My personal advice if it's not a specific call, wait two weeks over the consideration time noted on the website, then send your short note of inquiry.
If is a specific deadline, like for an anthology, write a note the next day but be prepared for the probability that the works for inclusion have already been chosen.
You might be surprised though as the publisher very well could come back with a note of apology and information on consideration in another anthology your story just happens to fit into.
Anyway, I'm very sure you're sick of hearing from this publisher by now so I'll leave you with the thoughts above and mastering the perfection of your own submissions.
Wishing you all the best of luck in everything you do. May the words flow freely from your mind to your fingertips & may your plot lines, sentence structure, conflict, resolution, characters, world building, HEA's & all forms of editing come out perfect the first time!
Post Note: (you'll notice this is not a new post, page or email)

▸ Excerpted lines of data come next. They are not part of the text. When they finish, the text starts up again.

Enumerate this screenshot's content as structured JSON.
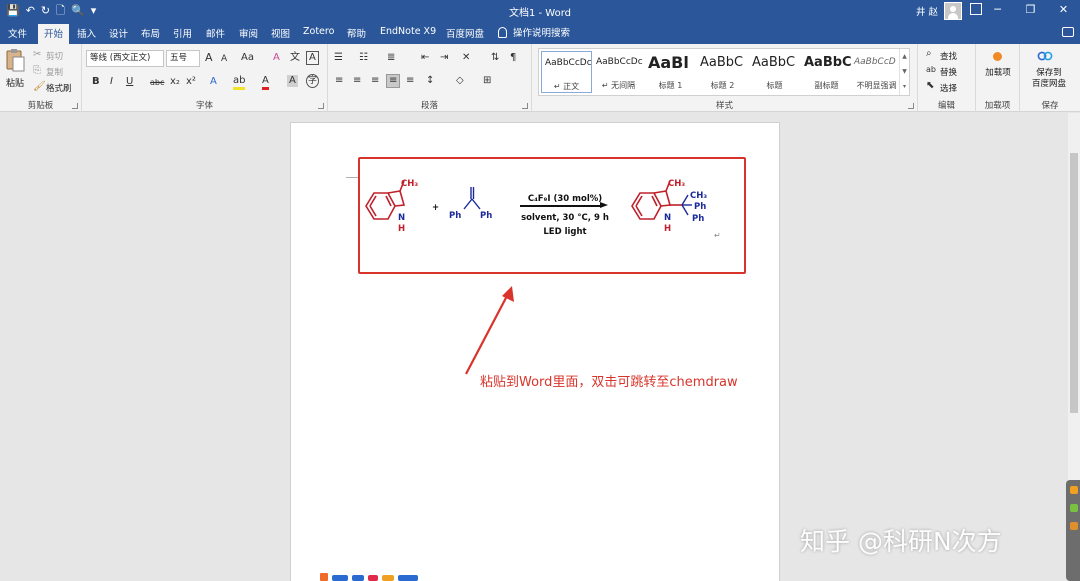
{
  "window": {
    "title": "文档1 - Word",
    "user_name": "井 赵",
    "controls": {
      "minimize": "─",
      "maximize": "❐",
      "close": "✕"
    }
  },
  "qat": {
    "save": "💾",
    "undo": "↶",
    "redo": "↻",
    "new": "🗋",
    "print_preview": "🔍",
    "more": "▾"
  },
  "tabs": [
    "文件",
    "开始",
    "插入",
    "设计",
    "布局",
    "引用",
    "邮件",
    "审阅",
    "视图",
    "Zotero",
    "帮助",
    "EndNote X9",
    "百度网盘"
  ],
  "tell_me": "操作说明搜索",
  "ribbon": {
    "clipboard": {
      "label": "剪贴板",
      "paste": "粘贴",
      "cut": "剪切",
      "copy": "复制",
      "format_painter": "格式刷"
    },
    "font": {
      "label": "字体",
      "font_name": "等线 (西文正文)",
      "font_size": "五号",
      "grow": "A",
      "shrink": "A",
      "case": "Aa",
      "clear": "A",
      "pinyin": "文",
      "border_char": "A",
      "bold": "B",
      "italic": "I",
      "underline": "U",
      "strike": "abc",
      "subscript": "x₂",
      "superscript": "x²",
      "text_effects": "A",
      "highlight": "ab",
      "font_color": "A",
      "shading": "A",
      "enclose": "字"
    },
    "paragraph": {
      "label": "段落"
    },
    "styles": {
      "label": "样式",
      "items": [
        {
          "sample": "AaBbCcDc",
          "name": "↵ 正文"
        },
        {
          "sample": "AaBbCcDc",
          "name": "↵ 无间隔"
        },
        {
          "sample": "AaBl",
          "name": "标题 1"
        },
        {
          "sample": "AaBbC",
          "name": "标题 2"
        },
        {
          "sample": "AaBbC",
          "name": "标题"
        },
        {
          "sample": "AaBbC",
          "name": "副标题"
        },
        {
          "sample": "AaBbCcD",
          "name": "不明显强调"
        }
      ]
    },
    "editing": {
      "label": "编辑",
      "find": "查找",
      "replace": "替换",
      "select": "选择"
    },
    "addins": {
      "label": "加载项",
      "button": "加载项"
    },
    "save": {
      "label": "保存",
      "button_line1": "保存到",
      "button_line2": "百度网盘"
    }
  },
  "document": {
    "scheme": {
      "reactant1_substituent": "CH₃",
      "reactant1_nh": "N",
      "reactant1_h": "H",
      "plus": "+",
      "reactant2_ph_left": "Ph",
      "reactant2_ph_right": "Ph",
      "catalyst": "C₄F₉I (30 mol%)",
      "conditions": "solvent, 30 °C, 9 h",
      "light": "LED light",
      "product_ch3": "CH₃",
      "product_side_ch3": "CH₃",
      "product_ph1": "Ph",
      "product_ph2": "Ph",
      "product_nh": "N",
      "product_h": "H",
      "paragraph_mark": "↵"
    },
    "annotation": "粘贴到Word里面，双击可跳转至chemdraw"
  },
  "watermark": "知乎 @科研N次方",
  "colors": {
    "title_bar": "#2b579a",
    "annotation": "#d9342b",
    "frame": "#d9342b",
    "reactant_red": "#c0202a",
    "reactant_blue": "#1a2a9a"
  }
}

I've made a few intentional errors in some places above just to make things fun. (cause it's what I live to do) So, to the brave soul who wants to take a stab & re-write my entire message in a clearer, better understood manner without an inkling of an error or a small hint of doubt in clarity as to my intended message, go for it. I might just have a sweet surprise for you at the end. But beware, things are not always as they seem and some invitations can leave you gasping for breath.
Have a truly marvelous week my friends. I am off to consider holiday themed submissions! *rubs hands together at the prospect of all the excitement so many naughty stories is sure to bring*